in order for the '319 patent to be entitled to priority from the '373 patent, continuity of disclosure must have been maintained throughout a chain of patents from the '373 patent leading up to the '319 patent.
The Federal Circuit determined


Post Categories

Comments (0)
Post a Comment



Captcha Image
Return to the Filewrapper Blog

Search Posts

Purpose

The attorneys of McKee, Voorhees & Sease, P.L.C. designed this blog as an informational and educational resource about intellectual property law for our clients, other attorneys, and the public as a whole. Our goal is to provide cutting-edge information about recent developments in intellectual property law, including relevant case law updates, proposed legislation, and intellectual property law in the news.

Disclaimer

McKee, Voorhees & Sease, P.L.C. provides this blog for general informational purposes only. By using this blog, you agree that the information on this blog does not constitute legal or other professional advice and no attorney-client or other relationship is created between you and McKee, Voorhees & Sease, P.L.C. Do not consider this blog to be a substitute for obtaining legal advice from a qualified, licensed attorney. While we try to revise this blog on a regular basis, it may not reflect the most current legal developments. We consciously refrain from expressing opinions on this blog and instead, offer it as a form of information and education, however if there appears an expression of opinion, realize that those views are indicative of the individual and not of the firm as a whole.

Connect with MVS

Enter your name and email address to recieve the latest news and updates from us and our attorneys.

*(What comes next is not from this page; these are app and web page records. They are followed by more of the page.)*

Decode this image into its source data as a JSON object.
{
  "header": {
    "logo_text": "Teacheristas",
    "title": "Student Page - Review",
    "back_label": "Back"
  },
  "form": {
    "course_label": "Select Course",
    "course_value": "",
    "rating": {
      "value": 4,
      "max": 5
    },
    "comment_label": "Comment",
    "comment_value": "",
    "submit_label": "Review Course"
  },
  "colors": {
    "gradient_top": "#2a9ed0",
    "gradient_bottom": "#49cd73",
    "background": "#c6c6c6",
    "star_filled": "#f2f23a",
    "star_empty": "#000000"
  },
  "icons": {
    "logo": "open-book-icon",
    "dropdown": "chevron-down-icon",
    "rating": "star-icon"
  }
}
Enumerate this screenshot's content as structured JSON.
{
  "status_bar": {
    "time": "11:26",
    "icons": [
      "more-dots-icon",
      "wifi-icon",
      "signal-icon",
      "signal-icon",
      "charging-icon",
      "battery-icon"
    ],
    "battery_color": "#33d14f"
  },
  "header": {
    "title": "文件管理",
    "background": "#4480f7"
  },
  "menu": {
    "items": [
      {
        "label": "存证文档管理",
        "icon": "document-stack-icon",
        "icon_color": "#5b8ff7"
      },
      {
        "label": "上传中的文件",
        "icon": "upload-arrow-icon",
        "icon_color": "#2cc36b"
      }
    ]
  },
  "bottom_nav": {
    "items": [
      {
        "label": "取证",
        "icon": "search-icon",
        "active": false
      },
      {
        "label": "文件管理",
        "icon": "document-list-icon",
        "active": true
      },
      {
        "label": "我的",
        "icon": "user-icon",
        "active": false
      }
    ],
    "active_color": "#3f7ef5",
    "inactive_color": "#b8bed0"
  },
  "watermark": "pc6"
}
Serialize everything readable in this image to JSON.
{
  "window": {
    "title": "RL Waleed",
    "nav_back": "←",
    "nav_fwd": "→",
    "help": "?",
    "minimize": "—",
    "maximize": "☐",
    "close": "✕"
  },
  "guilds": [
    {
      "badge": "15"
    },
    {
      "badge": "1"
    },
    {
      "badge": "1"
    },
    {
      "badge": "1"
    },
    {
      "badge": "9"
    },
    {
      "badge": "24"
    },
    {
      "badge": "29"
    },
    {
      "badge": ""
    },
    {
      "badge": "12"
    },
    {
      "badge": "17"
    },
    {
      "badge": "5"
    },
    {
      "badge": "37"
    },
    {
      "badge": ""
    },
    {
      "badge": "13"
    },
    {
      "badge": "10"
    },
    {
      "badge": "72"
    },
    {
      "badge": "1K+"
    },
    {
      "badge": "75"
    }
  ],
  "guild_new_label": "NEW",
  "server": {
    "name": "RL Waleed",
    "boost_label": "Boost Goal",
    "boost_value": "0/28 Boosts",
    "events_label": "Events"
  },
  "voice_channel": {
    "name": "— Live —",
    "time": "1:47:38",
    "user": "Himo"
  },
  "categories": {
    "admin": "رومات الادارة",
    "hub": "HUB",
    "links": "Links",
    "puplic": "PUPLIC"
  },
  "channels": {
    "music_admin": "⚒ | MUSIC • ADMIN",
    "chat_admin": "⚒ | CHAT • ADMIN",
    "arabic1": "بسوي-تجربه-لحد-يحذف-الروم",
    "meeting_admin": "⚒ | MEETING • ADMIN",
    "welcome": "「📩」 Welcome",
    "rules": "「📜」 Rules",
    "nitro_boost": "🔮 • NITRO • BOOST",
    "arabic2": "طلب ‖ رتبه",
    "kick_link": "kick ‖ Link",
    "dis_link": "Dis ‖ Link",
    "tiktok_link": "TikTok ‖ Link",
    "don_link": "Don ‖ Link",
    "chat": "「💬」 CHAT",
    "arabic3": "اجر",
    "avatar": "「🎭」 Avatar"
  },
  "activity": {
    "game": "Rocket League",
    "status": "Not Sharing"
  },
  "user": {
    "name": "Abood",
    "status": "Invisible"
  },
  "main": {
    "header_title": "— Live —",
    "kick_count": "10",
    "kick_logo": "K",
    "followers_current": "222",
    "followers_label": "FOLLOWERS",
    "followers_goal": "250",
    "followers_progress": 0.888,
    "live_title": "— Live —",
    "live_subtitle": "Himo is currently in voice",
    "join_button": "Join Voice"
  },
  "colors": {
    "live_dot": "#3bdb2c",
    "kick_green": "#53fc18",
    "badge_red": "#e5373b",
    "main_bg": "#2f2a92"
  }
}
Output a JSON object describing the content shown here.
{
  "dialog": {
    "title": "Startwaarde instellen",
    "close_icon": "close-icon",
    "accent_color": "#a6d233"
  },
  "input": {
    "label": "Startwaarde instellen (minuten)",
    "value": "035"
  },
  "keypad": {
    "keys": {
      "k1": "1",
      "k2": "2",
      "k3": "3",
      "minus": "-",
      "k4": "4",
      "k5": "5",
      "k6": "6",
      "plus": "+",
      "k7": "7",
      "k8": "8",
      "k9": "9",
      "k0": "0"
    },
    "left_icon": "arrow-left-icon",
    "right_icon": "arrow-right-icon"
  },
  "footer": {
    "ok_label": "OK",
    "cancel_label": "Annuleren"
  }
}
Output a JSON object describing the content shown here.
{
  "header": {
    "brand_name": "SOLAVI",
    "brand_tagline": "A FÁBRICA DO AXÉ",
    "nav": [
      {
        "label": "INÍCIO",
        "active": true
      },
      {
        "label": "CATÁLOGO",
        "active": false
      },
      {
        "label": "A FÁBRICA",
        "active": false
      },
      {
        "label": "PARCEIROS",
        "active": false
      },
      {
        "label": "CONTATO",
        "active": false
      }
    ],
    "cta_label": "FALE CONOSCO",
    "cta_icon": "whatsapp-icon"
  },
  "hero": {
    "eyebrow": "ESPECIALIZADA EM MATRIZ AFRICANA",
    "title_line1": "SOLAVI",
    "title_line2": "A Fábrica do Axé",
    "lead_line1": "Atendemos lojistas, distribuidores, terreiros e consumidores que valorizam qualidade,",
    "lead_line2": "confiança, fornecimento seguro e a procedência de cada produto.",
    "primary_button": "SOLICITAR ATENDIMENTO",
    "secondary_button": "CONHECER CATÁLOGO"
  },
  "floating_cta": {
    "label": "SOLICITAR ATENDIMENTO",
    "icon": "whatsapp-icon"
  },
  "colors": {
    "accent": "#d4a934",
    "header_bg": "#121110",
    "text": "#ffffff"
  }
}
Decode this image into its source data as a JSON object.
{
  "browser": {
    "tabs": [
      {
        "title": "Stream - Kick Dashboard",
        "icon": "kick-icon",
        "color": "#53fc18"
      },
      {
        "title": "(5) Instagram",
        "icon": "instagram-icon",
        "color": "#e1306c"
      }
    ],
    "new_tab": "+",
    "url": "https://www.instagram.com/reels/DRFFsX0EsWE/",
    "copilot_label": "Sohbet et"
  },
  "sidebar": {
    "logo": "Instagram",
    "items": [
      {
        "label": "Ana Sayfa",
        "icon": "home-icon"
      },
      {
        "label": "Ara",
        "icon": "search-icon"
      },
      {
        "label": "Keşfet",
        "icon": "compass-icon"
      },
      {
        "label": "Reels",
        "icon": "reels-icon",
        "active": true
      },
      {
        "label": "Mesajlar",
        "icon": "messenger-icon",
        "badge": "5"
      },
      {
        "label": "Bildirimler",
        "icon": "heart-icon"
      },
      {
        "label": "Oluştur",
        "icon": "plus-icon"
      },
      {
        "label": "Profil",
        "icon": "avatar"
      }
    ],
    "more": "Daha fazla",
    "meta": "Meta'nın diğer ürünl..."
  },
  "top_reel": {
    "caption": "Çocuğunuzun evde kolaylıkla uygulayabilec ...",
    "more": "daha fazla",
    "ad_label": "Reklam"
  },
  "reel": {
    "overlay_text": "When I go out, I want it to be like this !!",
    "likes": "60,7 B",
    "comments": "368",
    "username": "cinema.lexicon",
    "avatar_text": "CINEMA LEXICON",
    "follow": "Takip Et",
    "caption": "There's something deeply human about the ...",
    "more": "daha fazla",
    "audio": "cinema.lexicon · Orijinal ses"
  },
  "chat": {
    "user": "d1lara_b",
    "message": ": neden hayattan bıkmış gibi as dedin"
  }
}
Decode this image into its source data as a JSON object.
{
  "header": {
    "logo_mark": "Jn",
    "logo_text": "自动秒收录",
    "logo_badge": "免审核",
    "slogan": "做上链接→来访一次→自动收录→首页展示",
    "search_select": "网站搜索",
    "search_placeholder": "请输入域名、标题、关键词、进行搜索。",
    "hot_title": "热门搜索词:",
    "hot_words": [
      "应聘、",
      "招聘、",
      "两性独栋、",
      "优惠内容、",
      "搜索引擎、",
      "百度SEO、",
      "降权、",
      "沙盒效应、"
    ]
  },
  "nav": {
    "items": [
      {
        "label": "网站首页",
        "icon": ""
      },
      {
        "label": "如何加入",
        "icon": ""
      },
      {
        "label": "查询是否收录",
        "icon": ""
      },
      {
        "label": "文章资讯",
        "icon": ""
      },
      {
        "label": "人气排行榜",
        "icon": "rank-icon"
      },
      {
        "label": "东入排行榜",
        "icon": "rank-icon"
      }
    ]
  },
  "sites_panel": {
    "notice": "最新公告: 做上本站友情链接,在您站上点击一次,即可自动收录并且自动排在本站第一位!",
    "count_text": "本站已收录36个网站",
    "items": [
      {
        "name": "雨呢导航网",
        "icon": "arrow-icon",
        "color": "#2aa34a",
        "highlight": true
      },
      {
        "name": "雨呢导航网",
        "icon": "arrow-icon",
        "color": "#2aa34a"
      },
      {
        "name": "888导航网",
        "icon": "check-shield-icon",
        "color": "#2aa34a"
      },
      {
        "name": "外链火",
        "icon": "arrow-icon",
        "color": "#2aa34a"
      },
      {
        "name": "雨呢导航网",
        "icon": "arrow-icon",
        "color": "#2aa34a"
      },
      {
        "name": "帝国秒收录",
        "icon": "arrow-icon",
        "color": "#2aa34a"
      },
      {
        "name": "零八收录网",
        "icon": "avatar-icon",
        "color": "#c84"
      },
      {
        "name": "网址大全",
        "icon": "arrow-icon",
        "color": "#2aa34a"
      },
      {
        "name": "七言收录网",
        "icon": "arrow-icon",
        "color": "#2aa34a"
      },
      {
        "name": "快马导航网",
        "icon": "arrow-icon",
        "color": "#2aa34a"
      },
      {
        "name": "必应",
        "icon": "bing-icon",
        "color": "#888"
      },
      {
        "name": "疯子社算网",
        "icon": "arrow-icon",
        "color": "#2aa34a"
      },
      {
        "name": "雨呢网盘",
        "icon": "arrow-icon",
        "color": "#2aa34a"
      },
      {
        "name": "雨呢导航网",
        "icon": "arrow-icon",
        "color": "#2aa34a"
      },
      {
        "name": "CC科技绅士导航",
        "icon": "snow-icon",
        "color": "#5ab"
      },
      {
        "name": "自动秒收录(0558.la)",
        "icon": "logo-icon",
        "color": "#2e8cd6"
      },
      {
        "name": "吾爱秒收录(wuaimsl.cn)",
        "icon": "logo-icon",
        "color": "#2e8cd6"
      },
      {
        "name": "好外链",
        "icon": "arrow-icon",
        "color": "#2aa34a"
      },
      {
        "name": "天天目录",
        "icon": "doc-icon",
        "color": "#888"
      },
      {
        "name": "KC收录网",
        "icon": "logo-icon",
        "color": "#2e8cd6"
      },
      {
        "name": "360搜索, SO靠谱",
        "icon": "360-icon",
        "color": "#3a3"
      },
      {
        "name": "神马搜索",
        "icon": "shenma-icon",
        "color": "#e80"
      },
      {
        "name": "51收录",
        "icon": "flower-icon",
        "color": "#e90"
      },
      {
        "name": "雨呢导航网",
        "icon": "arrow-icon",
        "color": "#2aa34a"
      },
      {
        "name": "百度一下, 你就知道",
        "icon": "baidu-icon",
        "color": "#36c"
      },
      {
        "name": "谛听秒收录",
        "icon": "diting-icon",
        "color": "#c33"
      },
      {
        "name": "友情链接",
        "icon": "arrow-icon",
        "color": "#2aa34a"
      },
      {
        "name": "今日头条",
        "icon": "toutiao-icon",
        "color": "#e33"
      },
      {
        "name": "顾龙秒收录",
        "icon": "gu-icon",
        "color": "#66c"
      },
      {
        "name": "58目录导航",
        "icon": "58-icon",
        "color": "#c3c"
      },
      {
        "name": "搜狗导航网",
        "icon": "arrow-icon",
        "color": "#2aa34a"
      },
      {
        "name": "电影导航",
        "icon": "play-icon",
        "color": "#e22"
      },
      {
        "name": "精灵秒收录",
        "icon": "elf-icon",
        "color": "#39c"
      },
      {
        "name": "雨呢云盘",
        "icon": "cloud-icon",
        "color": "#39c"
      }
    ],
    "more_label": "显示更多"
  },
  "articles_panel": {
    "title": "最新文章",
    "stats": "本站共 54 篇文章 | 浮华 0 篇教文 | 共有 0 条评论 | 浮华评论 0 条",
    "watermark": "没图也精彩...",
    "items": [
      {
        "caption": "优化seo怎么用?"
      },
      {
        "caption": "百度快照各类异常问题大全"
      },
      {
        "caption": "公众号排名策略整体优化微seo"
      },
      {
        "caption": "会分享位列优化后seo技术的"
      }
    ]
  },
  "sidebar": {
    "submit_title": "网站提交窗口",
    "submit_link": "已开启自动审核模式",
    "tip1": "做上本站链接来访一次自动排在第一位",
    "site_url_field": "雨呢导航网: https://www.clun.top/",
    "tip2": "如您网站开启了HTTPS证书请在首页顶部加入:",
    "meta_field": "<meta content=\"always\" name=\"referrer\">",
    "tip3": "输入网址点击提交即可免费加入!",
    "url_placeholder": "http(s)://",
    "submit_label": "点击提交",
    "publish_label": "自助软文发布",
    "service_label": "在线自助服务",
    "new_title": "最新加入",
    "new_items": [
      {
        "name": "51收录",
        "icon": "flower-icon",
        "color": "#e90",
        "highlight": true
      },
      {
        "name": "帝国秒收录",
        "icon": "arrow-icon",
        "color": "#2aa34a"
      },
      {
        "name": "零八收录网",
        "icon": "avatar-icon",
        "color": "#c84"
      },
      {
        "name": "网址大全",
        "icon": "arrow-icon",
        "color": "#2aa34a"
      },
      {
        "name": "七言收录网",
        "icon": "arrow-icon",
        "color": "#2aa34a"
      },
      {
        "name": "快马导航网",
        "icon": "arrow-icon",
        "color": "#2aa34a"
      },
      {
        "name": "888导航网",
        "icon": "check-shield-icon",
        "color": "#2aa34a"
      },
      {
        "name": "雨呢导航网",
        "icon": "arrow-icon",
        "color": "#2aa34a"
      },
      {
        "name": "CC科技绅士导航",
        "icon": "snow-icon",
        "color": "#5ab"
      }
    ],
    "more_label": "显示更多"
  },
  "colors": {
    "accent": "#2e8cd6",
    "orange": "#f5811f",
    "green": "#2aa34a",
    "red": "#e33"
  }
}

Subscribe to: MVS Newsletter

Subscribe to: Filewrapper® Blog Updates

  I have read and agree to the terms and conditions of McKee, Voorhees & Sease, P.L.C.

Captcha Image